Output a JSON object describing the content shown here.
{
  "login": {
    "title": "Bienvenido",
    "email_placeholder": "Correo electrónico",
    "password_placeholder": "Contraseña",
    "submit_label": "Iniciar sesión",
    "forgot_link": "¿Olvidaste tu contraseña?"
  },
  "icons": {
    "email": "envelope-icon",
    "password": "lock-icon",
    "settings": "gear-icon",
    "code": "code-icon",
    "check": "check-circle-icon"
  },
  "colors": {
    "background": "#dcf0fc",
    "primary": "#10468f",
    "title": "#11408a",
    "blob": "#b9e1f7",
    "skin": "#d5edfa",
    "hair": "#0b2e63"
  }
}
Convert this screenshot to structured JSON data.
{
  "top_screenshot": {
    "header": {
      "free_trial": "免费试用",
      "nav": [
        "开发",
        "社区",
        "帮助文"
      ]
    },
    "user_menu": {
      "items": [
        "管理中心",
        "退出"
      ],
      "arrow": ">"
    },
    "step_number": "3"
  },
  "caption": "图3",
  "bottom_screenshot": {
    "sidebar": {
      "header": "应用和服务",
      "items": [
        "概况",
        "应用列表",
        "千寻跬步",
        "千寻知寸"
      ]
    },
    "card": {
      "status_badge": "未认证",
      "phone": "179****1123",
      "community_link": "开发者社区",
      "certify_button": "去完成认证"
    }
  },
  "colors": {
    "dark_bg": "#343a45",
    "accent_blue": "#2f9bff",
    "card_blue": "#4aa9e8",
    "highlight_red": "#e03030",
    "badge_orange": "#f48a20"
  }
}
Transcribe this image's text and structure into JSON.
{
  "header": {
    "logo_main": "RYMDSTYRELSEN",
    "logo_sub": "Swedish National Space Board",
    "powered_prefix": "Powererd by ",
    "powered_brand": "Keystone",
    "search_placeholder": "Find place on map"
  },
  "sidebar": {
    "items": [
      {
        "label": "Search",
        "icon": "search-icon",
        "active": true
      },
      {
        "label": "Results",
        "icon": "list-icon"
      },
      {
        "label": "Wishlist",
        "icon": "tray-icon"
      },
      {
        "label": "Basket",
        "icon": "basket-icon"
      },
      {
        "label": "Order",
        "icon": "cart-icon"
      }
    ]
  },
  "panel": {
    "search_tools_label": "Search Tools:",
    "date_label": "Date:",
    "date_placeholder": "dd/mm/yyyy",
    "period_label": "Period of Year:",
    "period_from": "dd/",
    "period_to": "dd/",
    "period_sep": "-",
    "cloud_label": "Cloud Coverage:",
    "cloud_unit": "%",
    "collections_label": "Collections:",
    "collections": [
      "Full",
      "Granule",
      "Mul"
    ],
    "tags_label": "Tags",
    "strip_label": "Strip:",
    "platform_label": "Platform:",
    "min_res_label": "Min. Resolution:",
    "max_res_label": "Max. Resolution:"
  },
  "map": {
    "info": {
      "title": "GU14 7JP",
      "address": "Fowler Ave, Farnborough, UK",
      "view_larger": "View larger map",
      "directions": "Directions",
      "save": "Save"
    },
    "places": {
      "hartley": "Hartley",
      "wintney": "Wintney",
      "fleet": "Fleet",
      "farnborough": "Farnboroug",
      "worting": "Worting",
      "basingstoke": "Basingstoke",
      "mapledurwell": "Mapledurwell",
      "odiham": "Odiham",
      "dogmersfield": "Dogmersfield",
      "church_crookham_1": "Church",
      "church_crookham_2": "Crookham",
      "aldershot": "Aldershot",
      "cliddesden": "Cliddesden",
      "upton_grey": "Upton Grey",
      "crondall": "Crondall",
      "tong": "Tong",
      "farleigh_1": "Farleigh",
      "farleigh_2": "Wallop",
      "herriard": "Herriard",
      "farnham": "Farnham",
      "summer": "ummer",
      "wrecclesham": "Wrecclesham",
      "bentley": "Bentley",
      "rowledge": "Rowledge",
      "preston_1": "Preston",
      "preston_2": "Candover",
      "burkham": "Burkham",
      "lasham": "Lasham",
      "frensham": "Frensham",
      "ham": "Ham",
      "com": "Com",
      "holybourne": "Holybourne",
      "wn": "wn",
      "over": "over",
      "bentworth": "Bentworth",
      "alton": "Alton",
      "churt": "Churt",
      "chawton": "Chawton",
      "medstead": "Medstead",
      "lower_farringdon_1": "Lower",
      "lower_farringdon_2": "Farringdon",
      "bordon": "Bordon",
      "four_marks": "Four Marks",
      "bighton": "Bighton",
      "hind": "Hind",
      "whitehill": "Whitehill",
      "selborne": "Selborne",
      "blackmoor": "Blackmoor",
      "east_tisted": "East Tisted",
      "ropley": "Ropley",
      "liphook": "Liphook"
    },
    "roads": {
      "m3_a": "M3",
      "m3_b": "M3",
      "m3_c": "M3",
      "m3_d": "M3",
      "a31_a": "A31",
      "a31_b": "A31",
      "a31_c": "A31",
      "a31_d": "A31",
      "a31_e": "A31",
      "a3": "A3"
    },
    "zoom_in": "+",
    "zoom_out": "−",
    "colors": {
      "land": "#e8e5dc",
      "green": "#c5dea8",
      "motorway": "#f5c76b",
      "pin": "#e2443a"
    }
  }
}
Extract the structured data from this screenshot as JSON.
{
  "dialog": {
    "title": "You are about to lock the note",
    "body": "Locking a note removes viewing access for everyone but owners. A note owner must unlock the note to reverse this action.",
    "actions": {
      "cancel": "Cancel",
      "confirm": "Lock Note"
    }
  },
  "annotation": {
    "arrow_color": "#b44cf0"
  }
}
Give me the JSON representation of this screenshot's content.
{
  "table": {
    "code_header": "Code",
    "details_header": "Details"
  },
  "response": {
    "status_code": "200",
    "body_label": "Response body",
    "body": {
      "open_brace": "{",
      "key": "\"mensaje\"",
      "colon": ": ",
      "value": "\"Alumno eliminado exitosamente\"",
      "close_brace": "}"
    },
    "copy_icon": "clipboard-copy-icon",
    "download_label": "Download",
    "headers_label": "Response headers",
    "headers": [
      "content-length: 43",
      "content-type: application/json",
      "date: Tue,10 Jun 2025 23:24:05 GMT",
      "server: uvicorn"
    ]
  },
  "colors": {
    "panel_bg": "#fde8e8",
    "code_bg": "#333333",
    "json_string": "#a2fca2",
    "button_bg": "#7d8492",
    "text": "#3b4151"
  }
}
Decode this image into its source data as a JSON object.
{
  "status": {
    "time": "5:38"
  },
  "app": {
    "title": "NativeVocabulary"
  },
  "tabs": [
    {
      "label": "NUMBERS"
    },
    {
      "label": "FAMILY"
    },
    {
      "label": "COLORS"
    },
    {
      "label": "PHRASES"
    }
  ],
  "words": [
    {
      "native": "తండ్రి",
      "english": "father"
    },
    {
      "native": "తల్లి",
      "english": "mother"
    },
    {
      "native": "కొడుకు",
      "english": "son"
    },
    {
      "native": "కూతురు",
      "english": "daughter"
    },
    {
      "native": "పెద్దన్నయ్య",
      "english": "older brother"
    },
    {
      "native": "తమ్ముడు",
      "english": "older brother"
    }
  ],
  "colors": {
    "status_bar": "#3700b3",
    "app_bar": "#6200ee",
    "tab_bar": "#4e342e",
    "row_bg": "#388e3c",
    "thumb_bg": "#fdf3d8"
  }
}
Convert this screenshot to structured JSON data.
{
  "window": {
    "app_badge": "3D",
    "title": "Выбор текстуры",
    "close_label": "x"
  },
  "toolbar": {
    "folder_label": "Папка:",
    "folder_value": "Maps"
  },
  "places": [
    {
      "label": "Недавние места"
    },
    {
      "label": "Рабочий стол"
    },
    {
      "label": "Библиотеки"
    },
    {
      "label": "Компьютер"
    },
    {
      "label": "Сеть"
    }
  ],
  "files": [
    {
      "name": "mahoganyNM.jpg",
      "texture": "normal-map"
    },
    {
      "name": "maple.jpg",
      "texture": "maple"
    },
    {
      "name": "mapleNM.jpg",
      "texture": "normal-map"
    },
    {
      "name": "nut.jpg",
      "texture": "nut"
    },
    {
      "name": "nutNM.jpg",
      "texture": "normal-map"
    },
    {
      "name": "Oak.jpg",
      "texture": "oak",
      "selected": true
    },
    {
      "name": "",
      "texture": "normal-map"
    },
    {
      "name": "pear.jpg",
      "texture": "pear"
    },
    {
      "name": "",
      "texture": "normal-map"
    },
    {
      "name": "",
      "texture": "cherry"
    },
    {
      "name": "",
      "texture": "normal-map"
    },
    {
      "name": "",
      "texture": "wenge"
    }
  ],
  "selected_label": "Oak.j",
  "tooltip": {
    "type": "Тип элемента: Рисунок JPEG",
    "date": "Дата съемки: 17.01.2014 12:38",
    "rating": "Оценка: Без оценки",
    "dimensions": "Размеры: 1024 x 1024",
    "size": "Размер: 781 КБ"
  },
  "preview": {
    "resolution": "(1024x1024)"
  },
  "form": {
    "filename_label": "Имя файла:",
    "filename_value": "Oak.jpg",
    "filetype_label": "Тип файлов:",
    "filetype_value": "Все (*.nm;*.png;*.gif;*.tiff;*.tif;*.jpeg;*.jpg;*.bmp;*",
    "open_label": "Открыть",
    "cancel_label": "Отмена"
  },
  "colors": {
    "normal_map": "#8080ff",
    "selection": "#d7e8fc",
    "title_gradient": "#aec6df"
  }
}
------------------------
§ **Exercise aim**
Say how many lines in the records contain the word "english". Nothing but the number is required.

§ **Response below**
6